● Task brief: Your answer must be a single number: how many lines in the records include the word "this".

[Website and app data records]
☆ ☆ ☆ ☆ ☆

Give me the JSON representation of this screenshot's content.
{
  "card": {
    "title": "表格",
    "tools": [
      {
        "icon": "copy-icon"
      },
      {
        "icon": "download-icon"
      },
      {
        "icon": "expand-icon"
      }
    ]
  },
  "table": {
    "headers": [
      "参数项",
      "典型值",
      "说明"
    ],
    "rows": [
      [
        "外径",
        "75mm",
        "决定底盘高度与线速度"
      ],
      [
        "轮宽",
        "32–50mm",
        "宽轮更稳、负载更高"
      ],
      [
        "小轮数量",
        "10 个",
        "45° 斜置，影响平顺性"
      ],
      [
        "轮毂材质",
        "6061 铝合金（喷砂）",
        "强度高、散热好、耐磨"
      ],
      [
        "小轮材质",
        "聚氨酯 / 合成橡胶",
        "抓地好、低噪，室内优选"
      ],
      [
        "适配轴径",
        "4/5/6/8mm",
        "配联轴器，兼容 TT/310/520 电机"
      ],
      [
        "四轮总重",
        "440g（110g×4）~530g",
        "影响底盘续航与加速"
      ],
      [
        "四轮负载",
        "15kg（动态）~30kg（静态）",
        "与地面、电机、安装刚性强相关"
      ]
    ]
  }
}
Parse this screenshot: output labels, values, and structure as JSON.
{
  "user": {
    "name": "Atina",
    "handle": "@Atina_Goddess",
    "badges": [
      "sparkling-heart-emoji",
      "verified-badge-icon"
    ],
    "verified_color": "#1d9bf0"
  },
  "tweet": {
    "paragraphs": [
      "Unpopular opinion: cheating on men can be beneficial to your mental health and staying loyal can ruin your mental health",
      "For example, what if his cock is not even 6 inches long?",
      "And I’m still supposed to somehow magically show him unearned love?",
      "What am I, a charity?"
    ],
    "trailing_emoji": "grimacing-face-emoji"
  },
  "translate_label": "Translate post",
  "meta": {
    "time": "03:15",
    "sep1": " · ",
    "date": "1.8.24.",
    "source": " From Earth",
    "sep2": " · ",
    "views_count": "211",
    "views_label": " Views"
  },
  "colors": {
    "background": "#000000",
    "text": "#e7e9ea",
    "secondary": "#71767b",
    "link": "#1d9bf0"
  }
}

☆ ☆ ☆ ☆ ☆

● Task solution: 2